Airway and Breathing
Bag-valve masks (3 sizes)
CPR masks (3 sizes)
Intravenous administration set
Saline solution, 500 ml
- Introduce yourself and state your medical qualifications.
- Ask the passenger for permission to treat, if feasible.
- Request access to the medical kit.
- Use a language interpreter, if necessary, but be aware of patient privacy.
- Focused history and physical examination, obtain vital signs.
- Administer treatments within the scope of your qualifications.
- Recommend diversion of the flight if the patient’s medical condition is critical.
- Communicate and coordinate with ground-based medical resources.
- Continue to provide care until the emergency medical condition is stabilized or care is transferred to other qualified medical personnel.
- Document the patient encounter.
For the most of them, you would be providing only the basic and common sense care. If it is really getting out of control, get diverted and land ASAP to the nearest airport where reasonable medical care would be available. They key is to stick to the basics and don't forget that there are major restrictions in terms of the kind of stuff that you can do in a hospital.
- Syncope (rule out hypoglycaemia, lay flat and elevate the legs, fluids if needed)
- ACS (O2, Aspirin, Nitrates, Reassure)
- Cardiac Arrest (Chest Compressions, Shock, Ice)
- Dyspnea (O2, beta 2 agonists, needle decompression)
- Stroke (No Aspirin in a suspected stroke, rule out hypoglycaemia)
- Seizures (Left lateral position, O2, rule out hypoglycaemia)
- Psych (Calm them and Restrain them)
- Minor trauma (Immobilze, cold compresses, Analgesics)
We (a physician and two nurses) got braced up for this and literally rushed to the aircraft with the resuscitation kit. And as we reached there, I entered the aircraft, it was packed with 180 passengers and they all were staring at me hoping that I would fix this man's problem. I heard people mumbling, Oh..the doctor is here... (sigh of relief for them and it was horrifying for me, imagine 180 strangers who are going to observe/film the scenario).
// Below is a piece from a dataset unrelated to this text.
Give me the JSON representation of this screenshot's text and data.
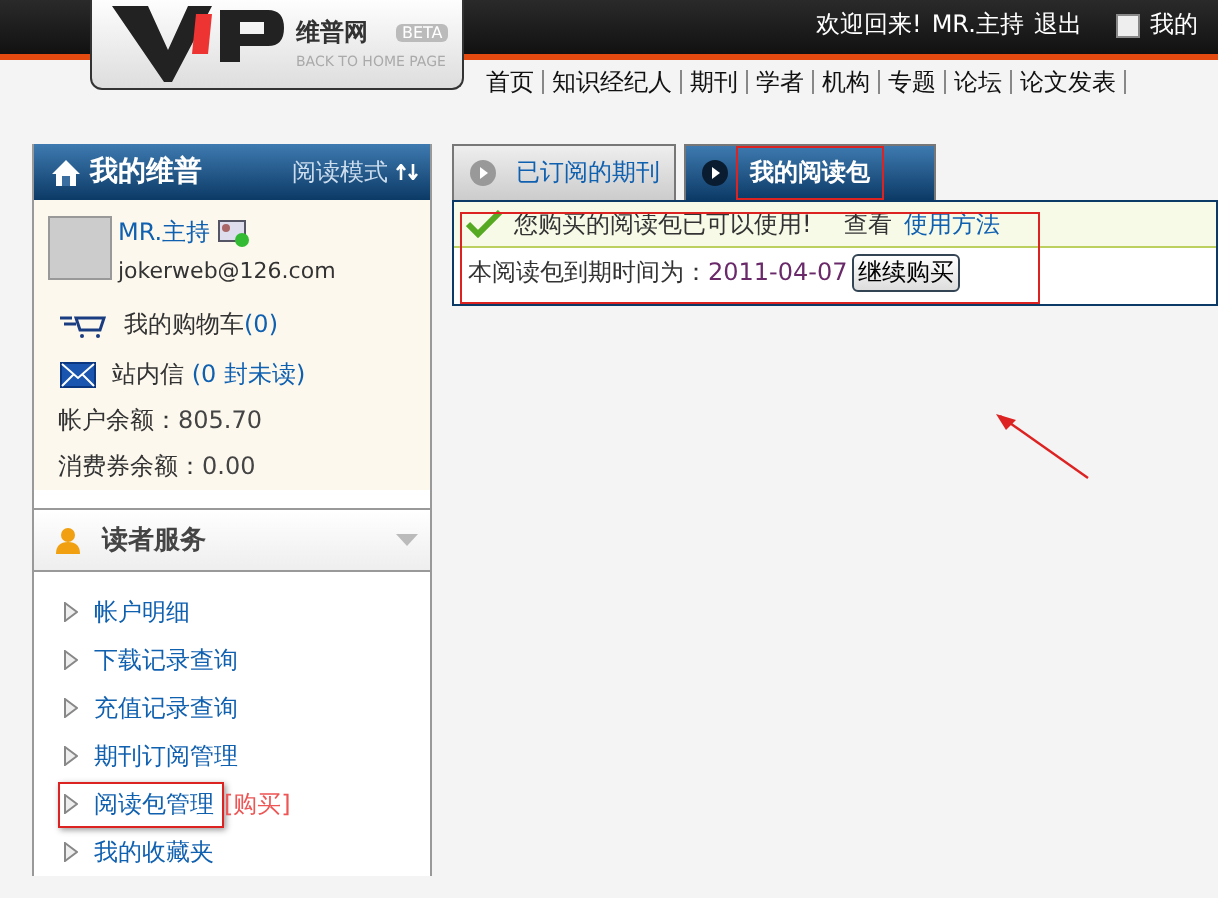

- Introduce yourself, ask for their permission to treat
- Know what is the usual equipment available
- Stick to the basics and know your limitations
Nable, Jose V., et al. "In-Flight Medical Emergencies during Commercial Travel." New England Journal of Medicine 373.10 (2015): 939-945.